With an overhauled roster featuring eight players who are either rookies or in their second season, the Washington Mystics came storming back from a double-digit deficit and pushed the reigning WNBA champion Minnesota Lynx until the late stages of the fourth quarter before losing, 89-77, in the opener for both teams Friday night at Verizon Center.

In front of an announced 7,395 that included the Washington Wizards starting back court of John Wall and Bradley Beal, the Mystics took their first and only lead, 66-65, with 8 minutes 31 seconds left in regulation when reserve guard Tierra Ruffin-Pratt swished a jumper from the left side.

That basket completed a rally from a 17-point deficit in the first quarter and led to a Minnesota timeout. The Lynx then embarked on a decisive 11-1 flurry during which it held Washington without a field goal for more than four minutes, and the Mystics got no closer than six the rest of the way.

“When we got the lead I thought maybe we had turned the tide,” Mystics second-year coach Mike Thibault said. “And then they got an offensive rebound, there was a loose ball on the floor, and we’re laying there, and they’re picking it up and made a shot. We made our own mistakes, but the effort, particularly that second group in the first half that got us back in the game and brought some order out of the chaos, was good.”

Point guard Ivory Latta led the Mystics with 25 points, making 6 of 6 three-pointers in the second half to keep Washington within reach. Latta shot 8 of 11 overall, 7 for 9 from beyond the arc, and added five assists and two rebounds. Ruffin-Pratt had 17 points as part of a bench that contributed 33 points.

The Mystics were outrebounded, 44-31, and committed eight of their 11 turnovers in the second half. They also could do little to slow Maya Moore, whose game-high 34 points were one short of matching a career high.

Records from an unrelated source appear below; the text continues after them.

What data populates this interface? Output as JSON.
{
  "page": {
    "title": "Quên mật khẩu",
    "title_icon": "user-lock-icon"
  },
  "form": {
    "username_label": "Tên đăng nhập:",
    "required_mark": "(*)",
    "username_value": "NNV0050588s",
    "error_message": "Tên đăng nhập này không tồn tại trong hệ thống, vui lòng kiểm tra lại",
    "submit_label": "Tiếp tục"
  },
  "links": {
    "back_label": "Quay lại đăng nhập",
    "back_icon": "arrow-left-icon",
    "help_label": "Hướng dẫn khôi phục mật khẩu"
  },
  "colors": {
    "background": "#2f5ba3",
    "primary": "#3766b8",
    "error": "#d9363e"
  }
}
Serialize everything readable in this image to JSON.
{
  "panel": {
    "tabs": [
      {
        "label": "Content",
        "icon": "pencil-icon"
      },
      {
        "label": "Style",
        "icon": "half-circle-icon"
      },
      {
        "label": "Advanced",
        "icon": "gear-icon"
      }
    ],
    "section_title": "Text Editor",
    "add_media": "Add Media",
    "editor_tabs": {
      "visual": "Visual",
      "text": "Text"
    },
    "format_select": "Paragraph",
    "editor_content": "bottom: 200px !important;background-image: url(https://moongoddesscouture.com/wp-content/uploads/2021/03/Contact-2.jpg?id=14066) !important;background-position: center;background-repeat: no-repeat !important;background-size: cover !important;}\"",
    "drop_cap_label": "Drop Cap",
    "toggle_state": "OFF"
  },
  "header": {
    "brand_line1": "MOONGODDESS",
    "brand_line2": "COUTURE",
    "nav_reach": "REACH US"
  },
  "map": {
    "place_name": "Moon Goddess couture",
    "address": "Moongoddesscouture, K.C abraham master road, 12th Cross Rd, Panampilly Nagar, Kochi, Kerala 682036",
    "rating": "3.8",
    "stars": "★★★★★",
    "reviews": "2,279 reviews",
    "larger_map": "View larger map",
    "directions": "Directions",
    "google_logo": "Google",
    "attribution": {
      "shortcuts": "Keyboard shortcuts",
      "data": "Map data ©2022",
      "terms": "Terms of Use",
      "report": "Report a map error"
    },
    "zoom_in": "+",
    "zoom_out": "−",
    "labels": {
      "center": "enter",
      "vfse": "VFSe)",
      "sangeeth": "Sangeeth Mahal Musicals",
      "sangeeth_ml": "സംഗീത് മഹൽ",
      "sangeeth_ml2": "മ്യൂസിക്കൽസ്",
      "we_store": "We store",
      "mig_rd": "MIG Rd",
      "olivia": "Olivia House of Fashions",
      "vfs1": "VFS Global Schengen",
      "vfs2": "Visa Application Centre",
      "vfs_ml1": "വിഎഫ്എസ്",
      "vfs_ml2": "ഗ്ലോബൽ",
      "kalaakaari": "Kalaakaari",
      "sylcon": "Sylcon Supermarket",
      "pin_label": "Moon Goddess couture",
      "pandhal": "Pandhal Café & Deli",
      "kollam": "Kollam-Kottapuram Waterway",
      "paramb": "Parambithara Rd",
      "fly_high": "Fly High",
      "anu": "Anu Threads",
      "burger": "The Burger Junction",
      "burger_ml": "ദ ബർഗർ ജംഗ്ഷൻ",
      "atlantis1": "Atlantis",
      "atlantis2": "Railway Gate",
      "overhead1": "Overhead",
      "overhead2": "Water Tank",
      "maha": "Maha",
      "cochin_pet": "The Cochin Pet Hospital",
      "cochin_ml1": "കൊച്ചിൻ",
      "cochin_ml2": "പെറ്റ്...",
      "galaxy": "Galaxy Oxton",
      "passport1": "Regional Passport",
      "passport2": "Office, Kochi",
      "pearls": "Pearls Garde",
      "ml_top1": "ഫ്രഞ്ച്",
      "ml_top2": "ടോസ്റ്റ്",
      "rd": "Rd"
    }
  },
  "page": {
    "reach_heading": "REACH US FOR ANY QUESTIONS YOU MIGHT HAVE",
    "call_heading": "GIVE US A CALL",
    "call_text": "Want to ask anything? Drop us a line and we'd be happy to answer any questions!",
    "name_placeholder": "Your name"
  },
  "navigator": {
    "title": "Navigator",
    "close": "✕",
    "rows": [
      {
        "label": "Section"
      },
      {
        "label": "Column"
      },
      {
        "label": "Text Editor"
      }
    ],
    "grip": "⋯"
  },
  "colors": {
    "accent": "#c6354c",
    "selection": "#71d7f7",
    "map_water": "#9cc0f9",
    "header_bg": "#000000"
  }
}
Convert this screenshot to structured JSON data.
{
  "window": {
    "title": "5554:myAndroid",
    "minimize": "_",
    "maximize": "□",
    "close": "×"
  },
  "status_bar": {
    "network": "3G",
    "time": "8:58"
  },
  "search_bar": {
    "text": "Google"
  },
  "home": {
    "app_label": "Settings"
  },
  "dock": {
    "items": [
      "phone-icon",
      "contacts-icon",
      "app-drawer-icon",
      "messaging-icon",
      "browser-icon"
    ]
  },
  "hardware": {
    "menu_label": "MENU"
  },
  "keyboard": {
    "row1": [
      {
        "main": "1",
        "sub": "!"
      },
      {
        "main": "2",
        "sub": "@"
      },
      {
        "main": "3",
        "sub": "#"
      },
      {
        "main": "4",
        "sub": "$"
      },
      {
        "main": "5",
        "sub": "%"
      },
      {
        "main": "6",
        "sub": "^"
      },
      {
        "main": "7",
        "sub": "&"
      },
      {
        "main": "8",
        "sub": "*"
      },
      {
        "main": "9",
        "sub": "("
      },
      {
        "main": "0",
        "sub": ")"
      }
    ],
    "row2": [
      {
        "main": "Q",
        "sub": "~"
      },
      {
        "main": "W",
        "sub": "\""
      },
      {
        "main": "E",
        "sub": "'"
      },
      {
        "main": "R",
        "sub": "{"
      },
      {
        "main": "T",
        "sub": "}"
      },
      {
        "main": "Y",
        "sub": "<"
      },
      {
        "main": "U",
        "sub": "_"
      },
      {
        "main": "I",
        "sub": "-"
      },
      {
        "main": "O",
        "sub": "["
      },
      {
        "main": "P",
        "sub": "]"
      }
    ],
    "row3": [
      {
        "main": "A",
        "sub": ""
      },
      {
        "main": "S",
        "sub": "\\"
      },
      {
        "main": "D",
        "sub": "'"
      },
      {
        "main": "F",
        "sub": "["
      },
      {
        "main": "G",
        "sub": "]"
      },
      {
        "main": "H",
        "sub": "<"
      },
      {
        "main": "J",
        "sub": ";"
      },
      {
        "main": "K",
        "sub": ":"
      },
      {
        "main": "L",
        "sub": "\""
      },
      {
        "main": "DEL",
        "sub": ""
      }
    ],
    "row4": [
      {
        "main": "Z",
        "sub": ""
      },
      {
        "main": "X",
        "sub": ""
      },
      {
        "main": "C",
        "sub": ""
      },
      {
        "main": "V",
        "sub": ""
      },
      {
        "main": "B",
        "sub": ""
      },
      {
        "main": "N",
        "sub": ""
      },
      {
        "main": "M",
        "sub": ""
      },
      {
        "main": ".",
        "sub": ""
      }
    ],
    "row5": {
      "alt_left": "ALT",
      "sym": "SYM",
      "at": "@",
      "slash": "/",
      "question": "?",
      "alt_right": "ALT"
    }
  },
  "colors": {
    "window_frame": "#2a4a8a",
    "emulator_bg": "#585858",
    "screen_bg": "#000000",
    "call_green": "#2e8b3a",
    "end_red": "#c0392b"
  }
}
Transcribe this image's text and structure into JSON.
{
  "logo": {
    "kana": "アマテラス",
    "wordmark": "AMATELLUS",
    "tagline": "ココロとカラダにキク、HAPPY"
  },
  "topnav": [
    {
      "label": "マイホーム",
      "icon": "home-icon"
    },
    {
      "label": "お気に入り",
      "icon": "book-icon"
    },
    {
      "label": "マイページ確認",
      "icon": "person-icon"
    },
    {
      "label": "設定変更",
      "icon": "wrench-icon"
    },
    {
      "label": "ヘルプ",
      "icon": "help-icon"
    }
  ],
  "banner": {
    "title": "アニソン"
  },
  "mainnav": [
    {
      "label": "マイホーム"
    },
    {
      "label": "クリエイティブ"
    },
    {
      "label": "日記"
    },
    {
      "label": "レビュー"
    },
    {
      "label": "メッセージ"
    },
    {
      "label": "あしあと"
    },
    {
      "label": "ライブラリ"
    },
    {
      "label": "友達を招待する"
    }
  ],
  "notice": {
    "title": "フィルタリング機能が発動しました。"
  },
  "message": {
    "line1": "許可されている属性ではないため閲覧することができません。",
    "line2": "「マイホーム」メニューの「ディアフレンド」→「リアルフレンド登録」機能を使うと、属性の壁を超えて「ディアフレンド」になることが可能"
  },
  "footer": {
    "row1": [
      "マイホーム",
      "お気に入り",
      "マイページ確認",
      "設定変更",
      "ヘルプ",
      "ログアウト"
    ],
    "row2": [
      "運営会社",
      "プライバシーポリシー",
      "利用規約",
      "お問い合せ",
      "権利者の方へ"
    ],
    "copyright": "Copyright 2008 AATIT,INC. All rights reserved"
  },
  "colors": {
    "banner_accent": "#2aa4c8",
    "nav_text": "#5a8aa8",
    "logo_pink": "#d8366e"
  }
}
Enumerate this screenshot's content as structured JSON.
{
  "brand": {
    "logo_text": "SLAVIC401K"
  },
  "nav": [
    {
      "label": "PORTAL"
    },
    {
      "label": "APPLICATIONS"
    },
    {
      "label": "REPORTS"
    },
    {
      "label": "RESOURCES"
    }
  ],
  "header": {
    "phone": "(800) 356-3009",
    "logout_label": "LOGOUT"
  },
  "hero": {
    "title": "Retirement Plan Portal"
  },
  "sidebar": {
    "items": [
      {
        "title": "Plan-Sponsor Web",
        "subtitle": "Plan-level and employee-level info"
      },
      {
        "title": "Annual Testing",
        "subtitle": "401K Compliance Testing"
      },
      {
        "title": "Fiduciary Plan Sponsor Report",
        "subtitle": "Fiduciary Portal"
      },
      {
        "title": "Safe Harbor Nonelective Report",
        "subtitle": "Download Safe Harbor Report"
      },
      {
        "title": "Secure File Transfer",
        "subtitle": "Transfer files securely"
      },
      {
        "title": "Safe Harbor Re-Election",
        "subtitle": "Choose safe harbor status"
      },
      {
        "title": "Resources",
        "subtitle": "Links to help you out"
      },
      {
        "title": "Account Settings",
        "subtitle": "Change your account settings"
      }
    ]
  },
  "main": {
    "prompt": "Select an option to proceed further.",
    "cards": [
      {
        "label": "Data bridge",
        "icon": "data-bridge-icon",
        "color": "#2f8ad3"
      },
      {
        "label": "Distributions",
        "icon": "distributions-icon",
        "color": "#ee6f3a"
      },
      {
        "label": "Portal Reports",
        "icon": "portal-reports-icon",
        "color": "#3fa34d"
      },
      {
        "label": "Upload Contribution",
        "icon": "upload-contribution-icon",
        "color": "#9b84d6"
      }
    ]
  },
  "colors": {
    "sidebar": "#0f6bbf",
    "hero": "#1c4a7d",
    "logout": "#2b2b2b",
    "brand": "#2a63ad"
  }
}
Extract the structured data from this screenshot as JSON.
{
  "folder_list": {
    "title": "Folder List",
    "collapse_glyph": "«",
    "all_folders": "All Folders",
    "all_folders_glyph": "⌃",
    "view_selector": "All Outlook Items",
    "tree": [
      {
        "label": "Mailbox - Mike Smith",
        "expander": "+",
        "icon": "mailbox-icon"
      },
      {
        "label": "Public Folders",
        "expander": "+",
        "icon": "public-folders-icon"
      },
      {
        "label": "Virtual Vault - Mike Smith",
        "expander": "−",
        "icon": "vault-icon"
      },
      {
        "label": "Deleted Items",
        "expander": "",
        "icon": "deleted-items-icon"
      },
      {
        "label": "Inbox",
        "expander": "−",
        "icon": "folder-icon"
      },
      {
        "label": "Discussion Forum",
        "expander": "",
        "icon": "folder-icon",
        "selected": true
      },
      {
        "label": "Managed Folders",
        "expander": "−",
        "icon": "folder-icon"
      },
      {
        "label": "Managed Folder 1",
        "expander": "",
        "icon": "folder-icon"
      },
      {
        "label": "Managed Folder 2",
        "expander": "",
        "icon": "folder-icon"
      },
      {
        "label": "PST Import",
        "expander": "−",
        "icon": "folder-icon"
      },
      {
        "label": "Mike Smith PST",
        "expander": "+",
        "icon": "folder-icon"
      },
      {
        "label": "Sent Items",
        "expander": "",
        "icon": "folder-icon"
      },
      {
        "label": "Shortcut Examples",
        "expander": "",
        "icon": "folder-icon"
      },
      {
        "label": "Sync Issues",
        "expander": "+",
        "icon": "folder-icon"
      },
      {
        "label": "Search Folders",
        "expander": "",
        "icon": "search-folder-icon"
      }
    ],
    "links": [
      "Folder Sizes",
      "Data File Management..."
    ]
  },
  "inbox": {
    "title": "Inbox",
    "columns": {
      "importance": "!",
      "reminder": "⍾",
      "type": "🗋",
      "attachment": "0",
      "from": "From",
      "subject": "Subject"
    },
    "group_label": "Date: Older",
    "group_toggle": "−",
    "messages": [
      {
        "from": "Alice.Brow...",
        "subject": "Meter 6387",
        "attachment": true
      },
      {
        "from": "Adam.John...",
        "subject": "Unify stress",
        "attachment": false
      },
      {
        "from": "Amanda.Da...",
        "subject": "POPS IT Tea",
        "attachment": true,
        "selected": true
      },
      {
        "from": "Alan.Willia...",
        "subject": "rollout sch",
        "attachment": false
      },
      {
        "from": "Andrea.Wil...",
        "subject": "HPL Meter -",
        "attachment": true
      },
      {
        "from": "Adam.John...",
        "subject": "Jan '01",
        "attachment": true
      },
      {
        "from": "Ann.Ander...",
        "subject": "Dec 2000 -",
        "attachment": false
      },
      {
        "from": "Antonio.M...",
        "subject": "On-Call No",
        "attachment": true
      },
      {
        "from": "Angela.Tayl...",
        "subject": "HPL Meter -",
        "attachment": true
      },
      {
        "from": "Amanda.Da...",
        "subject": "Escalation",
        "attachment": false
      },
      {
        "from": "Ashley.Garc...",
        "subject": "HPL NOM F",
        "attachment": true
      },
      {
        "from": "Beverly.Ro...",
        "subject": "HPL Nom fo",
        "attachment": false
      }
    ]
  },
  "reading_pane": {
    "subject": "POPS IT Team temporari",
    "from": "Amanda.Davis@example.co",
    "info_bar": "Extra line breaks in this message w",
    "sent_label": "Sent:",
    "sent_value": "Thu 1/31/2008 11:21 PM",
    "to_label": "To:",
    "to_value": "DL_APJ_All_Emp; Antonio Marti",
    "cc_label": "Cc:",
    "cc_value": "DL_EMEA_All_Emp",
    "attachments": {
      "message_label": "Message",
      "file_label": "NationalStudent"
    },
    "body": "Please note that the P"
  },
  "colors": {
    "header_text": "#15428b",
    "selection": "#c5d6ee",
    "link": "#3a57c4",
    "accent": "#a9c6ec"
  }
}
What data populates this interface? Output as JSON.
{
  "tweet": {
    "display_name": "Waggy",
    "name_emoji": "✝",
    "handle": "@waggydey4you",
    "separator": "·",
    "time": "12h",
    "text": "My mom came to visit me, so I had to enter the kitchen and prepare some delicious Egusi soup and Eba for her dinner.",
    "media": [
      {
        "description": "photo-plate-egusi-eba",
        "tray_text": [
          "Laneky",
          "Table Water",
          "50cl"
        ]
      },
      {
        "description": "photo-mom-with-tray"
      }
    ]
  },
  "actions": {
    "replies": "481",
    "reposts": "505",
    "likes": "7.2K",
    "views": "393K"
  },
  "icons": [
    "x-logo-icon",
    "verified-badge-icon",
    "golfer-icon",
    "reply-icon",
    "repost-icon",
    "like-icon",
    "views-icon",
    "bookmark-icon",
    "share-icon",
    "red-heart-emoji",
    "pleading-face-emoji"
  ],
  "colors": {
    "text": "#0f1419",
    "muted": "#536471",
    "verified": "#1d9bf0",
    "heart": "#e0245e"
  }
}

Moore, who had 21 points in the first half, shot 11 for 21 and had nine rebounds and three assists.

“She’s a great competitor,” Ruffin-Pratt said of the WNBA Finals MVP. “It’s hard to get her off her game. You’ve got to stay with her, be physical with her, just try to stay in front of her, but she’s a hard player to guard.”

Trailing 27-10 late in the first quarter, the Mystics made the game competitive again thanks in large part to Ruffin-Pratt and fellow reserves Stefanie Dolson, Bria Hartley and Tianna Hawkins. Dolson, the No. 6 overall pick in April’s WNBA draft, made three jumpers in a row, and Ruffin-Pratt added 1 of 2 free throws during a 7-0 burst that trimmed the margin to 29-21 early in the second quarter and led to a Lynx timeout.

After Seimone Augustus (24 points) made a layup, Washington got within 31-25 on a turnaround jumper from rookie Jelena Milovanovic and Hartley’s driving layup through congestion. Hartley was the No. 7 pick in this year’s draft and Milovanovic a second rounder in 2009.

The Serbian forward who spent the past four years playing professionally overseas made the roster thanks to a strong preseason in which she showed versatility by scoring inside and consistently making midrange jump shots. But Milovanovic went down hard midway through the second quarter Friday and lay on the court clutching her right knee before being helped to the bench to end her night.

Latta’s three-pointer minutes later drew Washington within 39-35, and Monique Currie followed with two foul shots and a fast-break layup to draw the Mystics even for the first time. The Lynx went into the locker room ahead, 43-39, by closing the half with consecutive field goals.

“That’s who we are,” Thibault said, referring to the team’s youth. “We made a conscious decision as an organization to go in this direction, and we have to live with some of the growing pains that go along with it.”